Postcards of Kindness
The pandemic has been tough on us all, but particularly so for care home residents.
To ease the sense of isolation that many people in care homes feel, an army of postcard writers has sprung up across the UK.
Each week, thousands of people write to people they have never met as part of the Postcards of Kindness scheme.
Some senders even draw or paint the images on the postcards themselves (flowers, animals, and landscapes are popular subject matters).
While the cheerful messages on the postcards delight the recipients, the images help to evoke memories and start conversations.
To give you an idea of how many postcards are sent, the Postcards of Kindness Facebook group has 45,000 members, some of whom send 20 to 30 cards a week.
Shout-out to Keith
Our hero of the week is Keith, an intensive care nurse at Royal Papworth Hospital, Cambridge.

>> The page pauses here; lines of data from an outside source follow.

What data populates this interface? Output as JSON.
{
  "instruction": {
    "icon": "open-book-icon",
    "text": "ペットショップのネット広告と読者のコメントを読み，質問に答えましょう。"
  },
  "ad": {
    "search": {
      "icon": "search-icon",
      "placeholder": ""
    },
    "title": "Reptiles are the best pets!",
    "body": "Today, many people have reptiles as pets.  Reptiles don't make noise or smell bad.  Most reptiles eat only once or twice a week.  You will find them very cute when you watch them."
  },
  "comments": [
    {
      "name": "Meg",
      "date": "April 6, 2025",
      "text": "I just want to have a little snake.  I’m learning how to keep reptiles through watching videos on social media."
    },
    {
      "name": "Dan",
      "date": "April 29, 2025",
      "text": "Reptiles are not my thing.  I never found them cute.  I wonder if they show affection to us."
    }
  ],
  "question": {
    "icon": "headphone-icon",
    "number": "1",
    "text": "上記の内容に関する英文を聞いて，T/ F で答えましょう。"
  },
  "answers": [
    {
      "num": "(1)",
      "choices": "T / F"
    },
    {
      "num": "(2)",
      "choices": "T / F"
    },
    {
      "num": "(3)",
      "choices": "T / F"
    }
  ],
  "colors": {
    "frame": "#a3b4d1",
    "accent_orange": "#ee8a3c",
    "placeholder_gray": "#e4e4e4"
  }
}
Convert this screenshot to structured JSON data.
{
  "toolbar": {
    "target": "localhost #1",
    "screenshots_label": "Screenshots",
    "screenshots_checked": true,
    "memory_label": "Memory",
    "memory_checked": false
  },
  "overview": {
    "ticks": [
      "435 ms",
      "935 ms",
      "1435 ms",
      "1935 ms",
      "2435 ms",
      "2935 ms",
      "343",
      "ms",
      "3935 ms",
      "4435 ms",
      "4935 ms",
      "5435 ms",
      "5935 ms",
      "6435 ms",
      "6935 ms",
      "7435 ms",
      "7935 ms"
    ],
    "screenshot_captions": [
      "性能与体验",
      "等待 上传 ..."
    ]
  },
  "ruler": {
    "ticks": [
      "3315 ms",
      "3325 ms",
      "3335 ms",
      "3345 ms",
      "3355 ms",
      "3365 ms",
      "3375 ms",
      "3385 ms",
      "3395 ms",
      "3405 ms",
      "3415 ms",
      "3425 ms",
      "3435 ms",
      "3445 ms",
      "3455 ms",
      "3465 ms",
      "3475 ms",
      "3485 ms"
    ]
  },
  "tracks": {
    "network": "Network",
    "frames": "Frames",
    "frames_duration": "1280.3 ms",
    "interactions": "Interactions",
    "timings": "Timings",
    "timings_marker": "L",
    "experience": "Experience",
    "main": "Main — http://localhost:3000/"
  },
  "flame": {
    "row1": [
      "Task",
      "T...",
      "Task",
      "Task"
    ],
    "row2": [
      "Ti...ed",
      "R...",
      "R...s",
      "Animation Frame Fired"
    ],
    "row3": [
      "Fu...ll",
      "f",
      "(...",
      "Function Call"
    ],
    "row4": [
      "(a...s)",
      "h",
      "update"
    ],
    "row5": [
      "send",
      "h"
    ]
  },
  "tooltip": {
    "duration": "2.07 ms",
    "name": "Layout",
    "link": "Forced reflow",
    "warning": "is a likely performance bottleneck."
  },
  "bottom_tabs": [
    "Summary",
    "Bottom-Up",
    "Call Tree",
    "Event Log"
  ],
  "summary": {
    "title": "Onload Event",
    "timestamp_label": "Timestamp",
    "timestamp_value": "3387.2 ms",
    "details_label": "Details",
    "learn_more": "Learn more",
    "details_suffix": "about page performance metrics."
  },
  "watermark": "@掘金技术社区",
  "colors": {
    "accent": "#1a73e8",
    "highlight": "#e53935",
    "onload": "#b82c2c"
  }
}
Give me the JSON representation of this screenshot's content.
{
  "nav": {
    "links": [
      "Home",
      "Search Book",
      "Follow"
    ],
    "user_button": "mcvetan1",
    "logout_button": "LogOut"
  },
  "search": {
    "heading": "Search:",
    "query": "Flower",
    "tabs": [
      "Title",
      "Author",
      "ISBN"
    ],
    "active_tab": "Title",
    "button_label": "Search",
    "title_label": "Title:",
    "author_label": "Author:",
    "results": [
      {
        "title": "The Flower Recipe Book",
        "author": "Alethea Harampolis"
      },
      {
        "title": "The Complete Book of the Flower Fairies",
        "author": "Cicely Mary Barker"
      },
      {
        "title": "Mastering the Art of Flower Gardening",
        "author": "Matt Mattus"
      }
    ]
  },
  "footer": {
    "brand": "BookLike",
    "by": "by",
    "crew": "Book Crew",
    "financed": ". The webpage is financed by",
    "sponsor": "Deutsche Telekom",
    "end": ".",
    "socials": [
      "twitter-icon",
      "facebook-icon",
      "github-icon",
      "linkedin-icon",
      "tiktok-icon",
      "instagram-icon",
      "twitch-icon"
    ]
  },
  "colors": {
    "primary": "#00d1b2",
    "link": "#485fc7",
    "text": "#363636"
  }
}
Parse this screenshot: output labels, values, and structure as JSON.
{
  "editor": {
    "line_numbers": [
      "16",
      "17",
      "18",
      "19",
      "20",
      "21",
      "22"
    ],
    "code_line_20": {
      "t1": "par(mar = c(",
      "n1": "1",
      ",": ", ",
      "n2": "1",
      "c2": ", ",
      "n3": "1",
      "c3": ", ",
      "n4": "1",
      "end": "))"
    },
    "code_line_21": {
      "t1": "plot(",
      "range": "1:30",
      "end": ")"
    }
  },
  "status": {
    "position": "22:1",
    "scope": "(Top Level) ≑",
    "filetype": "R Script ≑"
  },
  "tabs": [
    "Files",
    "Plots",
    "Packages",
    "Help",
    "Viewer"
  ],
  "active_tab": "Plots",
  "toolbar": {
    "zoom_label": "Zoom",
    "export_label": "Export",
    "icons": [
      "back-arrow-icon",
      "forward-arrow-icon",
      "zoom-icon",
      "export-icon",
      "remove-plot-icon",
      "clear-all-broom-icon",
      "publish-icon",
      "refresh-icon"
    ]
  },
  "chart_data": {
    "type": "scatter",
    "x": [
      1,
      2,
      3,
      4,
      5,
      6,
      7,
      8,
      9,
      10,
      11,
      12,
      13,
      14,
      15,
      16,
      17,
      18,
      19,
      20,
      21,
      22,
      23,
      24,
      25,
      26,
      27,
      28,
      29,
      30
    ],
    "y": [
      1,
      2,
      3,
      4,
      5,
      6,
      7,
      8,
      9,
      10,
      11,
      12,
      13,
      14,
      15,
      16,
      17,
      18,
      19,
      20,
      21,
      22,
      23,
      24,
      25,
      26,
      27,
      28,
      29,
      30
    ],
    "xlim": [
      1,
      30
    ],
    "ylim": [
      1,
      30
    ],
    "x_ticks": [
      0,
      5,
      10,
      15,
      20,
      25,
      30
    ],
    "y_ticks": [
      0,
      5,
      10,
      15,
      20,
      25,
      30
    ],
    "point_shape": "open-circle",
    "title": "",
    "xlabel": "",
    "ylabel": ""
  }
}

Keith stepped in to play hairstylist for a patient on his ward who was preparing to propose to his girlfriend.
Jordan Simon, a heart transplant recipient, was hospitalised on 22 December due to kidney problems.
After spending Christmas alone, doctors allowed Jordan a special visit from his girlfriend, Beth Dodge.
Jordan decided to use the opportunity to pop the question to Beth and called on Keith to help him look sharp for his big moment.
“He [Keith] was more nervous than me to be honest,” laughed Jordan as he explained to the BBC that Beth had tearfully accepted his proposal.
We didn’t know it was possible to compete in a karate competition remotely but, as we learned this week from the story of Hampshire schoolboy Tom Klemz, it is!
Instead of spending lockdown playing computer games or watching YouTube, 12-year-old Tom has been focusing on his international karate career – from the safety of his back garden.
Tom has a fighting studio at his home (his dad and uncles built it for him), from where he trains and competes.
So far, he has high-kicked his way through 20 online karate competitions and is now ranked second in the world in the Under-13 kata division (kata means choreographed routine, which is something else we learned this week).
We bet that when Tom’s school reopens, no one will mess with him in the playground.
From all of us here at Martin & Co, have a good weekend. Stay safe, stay hopeful